Harmony H81 Rebel, Sunburst, example 2, single pickup in middle position, with tremolo, 1968-1971 (B0570 copyright John, Cream City Music, Wisconsin USA)
H82 “Electro’ 4-string Tenor Banjo, 1956, w one plain Hershey Bar woodscrew-fixed pickup, B0568P (NOTE: The ref. H82 was later assigned to the Harmony Rebel twin-pickup guitar).
Harmony H82 Rebel, Sunburst, two pickups, with tremolo, 1968-1971 (B0418)
Harmony H82G Rebel, Greenburst finish, twin pickups with tremolo, 1968-1971 (B0179)
Harmony Stratotone H88, twin concentric volume and tone controls
Harmony H282 5-String Banjo, dated about 1955, with one plain “Hershey Bar’ pickup, rivet-fixed. Photo copyright Spencer Gorman.
Harmony 420 Bass, 1972 (B0486)

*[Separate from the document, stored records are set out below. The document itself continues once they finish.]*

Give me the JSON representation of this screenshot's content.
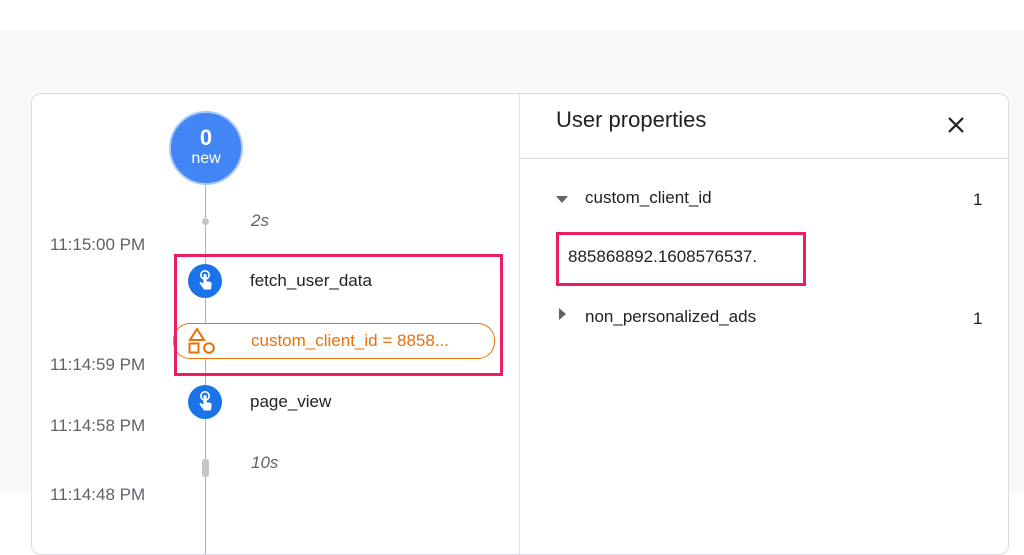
{
  "timeline": {
    "new_count": "0",
    "new_label": "new",
    "gap_top": "2s",
    "gap_bottom": "10s",
    "times": [
      "11:15:00 PM",
      "11:14:59 PM",
      "11:14:58 PM",
      "11:14:48 PM"
    ],
    "events": [
      {
        "label": "fetch_user_data",
        "icon": "touch-icon"
      },
      {
        "label": "page_view",
        "icon": "touch-icon"
      }
    ],
    "property_change": {
      "text": "custom_client_id = 8858...",
      "icon": "shapes-icon"
    }
  },
  "panel": {
    "title": "User properties",
    "close_icon": "close-icon",
    "properties": [
      {
        "name": "custom_client_id",
        "count": "1",
        "expanded": true,
        "value": "885868892.1608576537."
      },
      {
        "name": "non_personalized_ads",
        "count": "1",
        "expanded": false
      }
    ]
  },
  "colors": {
    "highlight": "#e91e63",
    "event_icon": "#1a73e8",
    "new_circle": "#4285f4",
    "property_accent": "#e8710a"
  }
}
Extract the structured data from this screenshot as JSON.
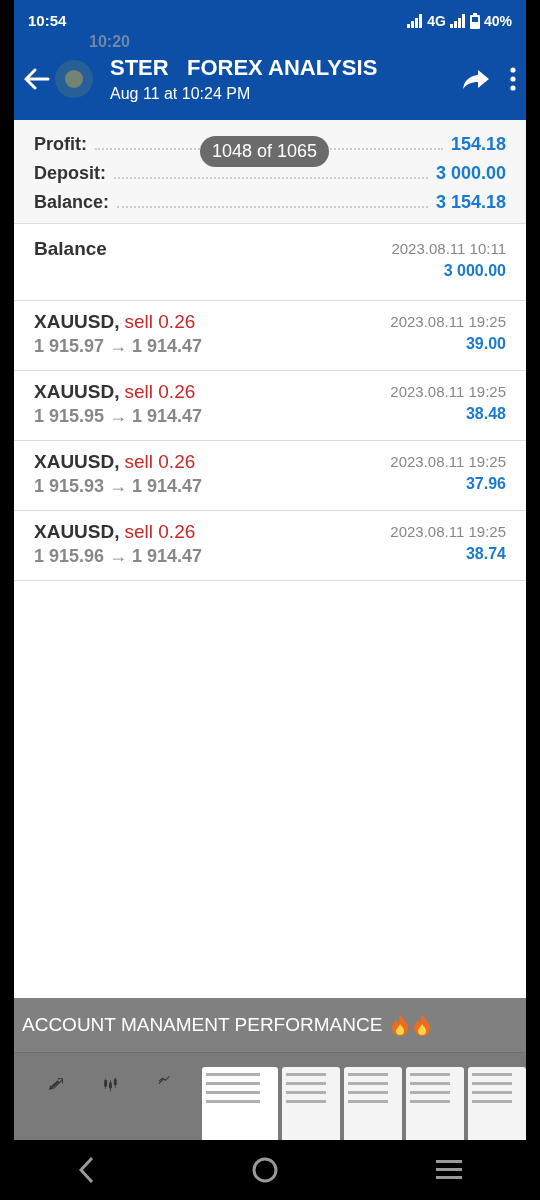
{
  "status_bar": {
    "time": "10:54",
    "network": "4G",
    "battery": "40%"
  },
  "ghost_status": {
    "time": "10:20"
  },
  "header": {
    "title": "STER   FOREX ANALYSIS",
    "subtitle": "Aug 11 at 10:24 PM"
  },
  "counter": "1048 of 1065",
  "summary": [
    {
      "label": "Profit:",
      "value": "154.18"
    },
    {
      "label": "Deposit:",
      "value": "3 000.00"
    },
    {
      "label": "Balance:",
      "value": "3 154.18"
    }
  ],
  "deals": [
    {
      "kind": "balance",
      "title": "Balance",
      "time": "2023.08.11 10:11",
      "amount": "3 000.00"
    },
    {
      "kind": "trade",
      "symbol": "XAUUSD,",
      "side": "sell 0.26",
      "prices": "1 915.97 → 1 914.47",
      "time": "2023.08.11 19:25",
      "amount": "39.00"
    },
    {
      "kind": "trade",
      "symbol": "XAUUSD,",
      "side": "sell 0.26",
      "prices": "1 915.95 → 1 914.47",
      "time": "2023.08.11 19:25",
      "amount": "38.48"
    },
    {
      "kind": "trade",
      "symbol": "XAUUSD,",
      "side": "sell 0.26",
      "prices": "1 915.93 → 1 914.47",
      "time": "2023.08.11 19:25",
      "amount": "37.96"
    },
    {
      "kind": "trade",
      "symbol": "XAUUSD,",
      "side": "sell 0.26",
      "prices": "1 915.96 → 1 914.47",
      "time": "2023.08.11 19:25",
      "amount": "38.74"
    }
  ],
  "caption": "ACCOUNT MANAMENT PERFORMANCE",
  "thumbnails": [
    {
      "selected": true
    },
    {
      "selected": false
    },
    {
      "selected": false
    },
    {
      "selected": false
    },
    {
      "selected": false
    }
  ]
}
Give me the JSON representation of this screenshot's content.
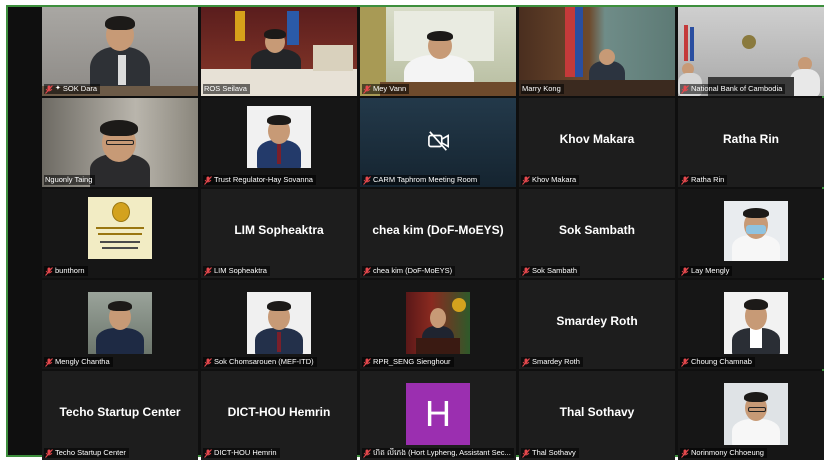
{
  "participants": [
    {
      "name": "SOK Dara",
      "pinned": true
    },
    {
      "name": "ROS Seilava"
    },
    {
      "name": "Mey Vann"
    },
    {
      "name": "Marry Kong",
      "active": true
    },
    {
      "name": "National Bank of Cambodia"
    },
    {
      "name": "Nguonly Taing"
    },
    {
      "name": "Trust Regulator-Hay Sovanna"
    },
    {
      "name": "CARM Taphrom Meeting Room"
    },
    {
      "name": "Khov Makara",
      "display": "Khov Makara"
    },
    {
      "name": "Ratha Rin",
      "display": "Ratha Rin"
    },
    {
      "name": "bunthorn"
    },
    {
      "name": "LIM Sopheaktra",
      "display": "LIM Sopheaktra"
    },
    {
      "name": "chea kim (DoF-MoEYS)",
      "display": "chea kim (DoF-MoEYS)"
    },
    {
      "name": "Sok Sambath",
      "display": "Sok Sambath"
    },
    {
      "name": "Lay Mengly"
    },
    {
      "name": "Mengly Chantha"
    },
    {
      "name": "Sok Chomsarouen (MEF-ITD)"
    },
    {
      "name": "RPR_SENG Sienghour"
    },
    {
      "name": "Smardey Roth",
      "display": "Smardey Roth"
    },
    {
      "name": "Choung Chamnab"
    },
    {
      "name": "Techo Startup Center",
      "display": "Techo Startup Center"
    },
    {
      "name": "DICT-HOU Hemrin",
      "display": "DICT-HOU Hemrin"
    },
    {
      "name": "ហ៊ត លីភេង (Hort Lypheng, Assistant Sec...",
      "avatar_letter": "H"
    },
    {
      "name": "Thal Sothavy",
      "display": "Thal Sothavy"
    },
    {
      "name": "Norinmony Chhoeung"
    }
  ],
  "colors": {
    "frame_border": "#3d8f3d",
    "active_border": "#c9d94a",
    "muted_icon": "#e5484d",
    "avatar_purple": "#9b2fb0"
  },
  "icons": {
    "muted": "mic-muted-icon",
    "video_off": "video-off-icon",
    "pin": "pin-icon"
  }
}
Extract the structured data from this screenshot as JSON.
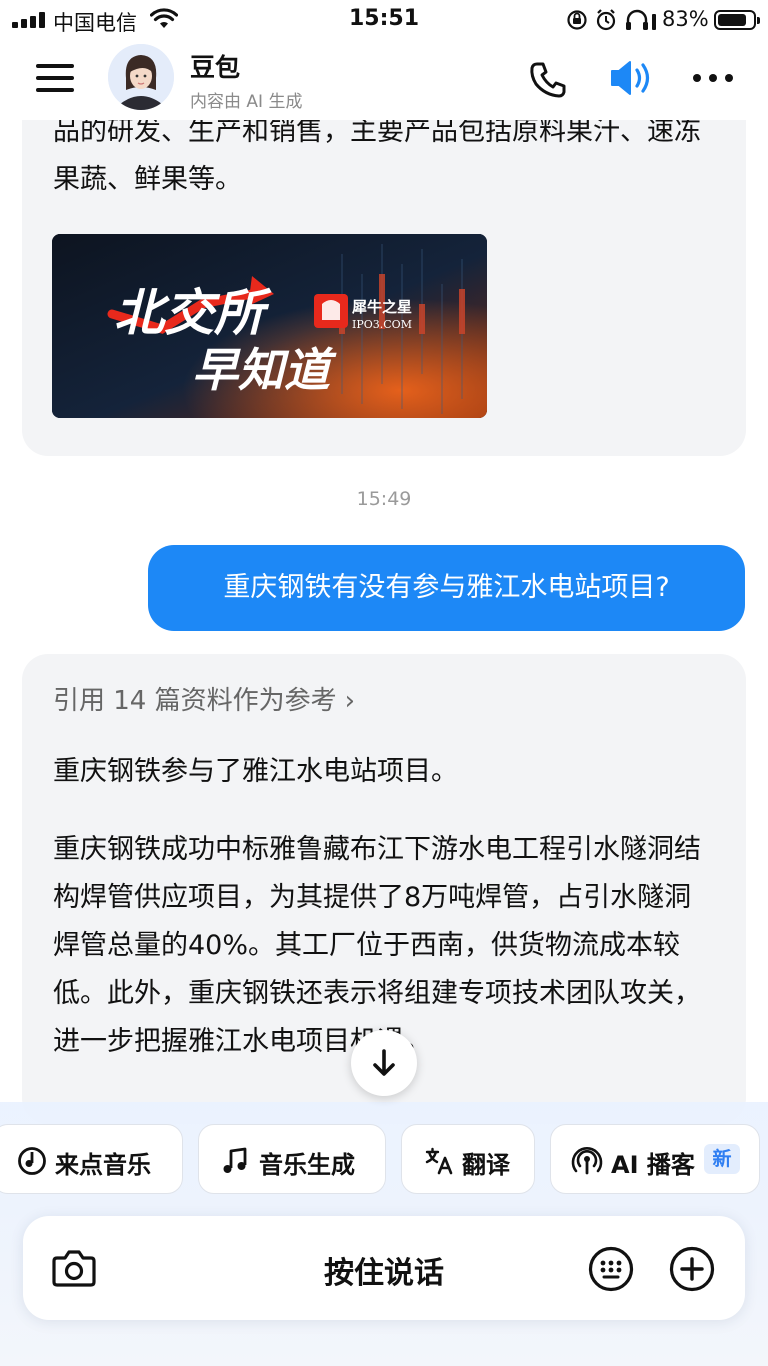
{
  "status_bar": {
    "carrier": "中国电信",
    "time": "15:51",
    "battery": "83%",
    "battery_level": 0.83
  },
  "header": {
    "bot_name": "豆包",
    "subtitle": "内容由 AI 生成",
    "icons": [
      "menu-icon",
      "phone-icon",
      "speaker-icon",
      "more-icon"
    ]
  },
  "messages": {
    "ai_prev": {
      "text": "品的研发、生产和销售，主要产品包括原料果汁、速冻果蔬、鲜果等。",
      "image": {
        "title_line1": "北交所",
        "title_line2": "早知道",
        "logo_cn": "犀牛之星",
        "logo_en": "IPO3.COM"
      }
    },
    "timestamp": "15:49",
    "user": "重庆钢铁有没有参与雅江水电站项目?",
    "ai_answer": {
      "reference": "引用 14 篇资料作为参考",
      "p1": "重庆钢铁参与了雅江水电站项目。",
      "p2": "重庆钢铁成功中标雅鲁藏布江下游水电工程引水隧洞结构焊管供应项目，为其提供了8万吨焊管，占引水隧洞焊管总量的40%。其工厂位于西南，供货物流成本较低。此外，重庆钢铁还表示将组建专项技术团队攻关，进一步把握雅江水电项目机遇。"
    }
  },
  "quick_actions": [
    {
      "label": "来点音乐",
      "icon": "music-disc-icon"
    },
    {
      "label": "音乐生成",
      "icon": "music-note-icon"
    },
    {
      "label": "翻译",
      "icon": "translate-icon"
    },
    {
      "label": "AI 播客",
      "icon": "podcast-icon",
      "badge": "新"
    }
  ],
  "input": {
    "hold_to_talk": "按住说话"
  },
  "colors": {
    "accent": "#1d88f6",
    "ai_bubble": "#f3f4f6",
    "badge": "#2f7ef2"
  }
}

Harmony H426 Bass
Harmony H601 Lap-Steel, 1970s (B0371)
Harmony H655 Sovereign, 1972 (B0212)
Harmony H661 Guitar, 1957, with a set (Bridge and Neck) of 2 No. DeArmond Model 2200 Pickups with black plastic bezels (B0200)
Harmony H671, 1973 (B0333)
Harmony H835 baroque Mandolin, 1972 (B0586, Copyright Retrofret Vintage Guitars, Brooklyn).
Harmony 1324 Also Silvertone 708 (B0240)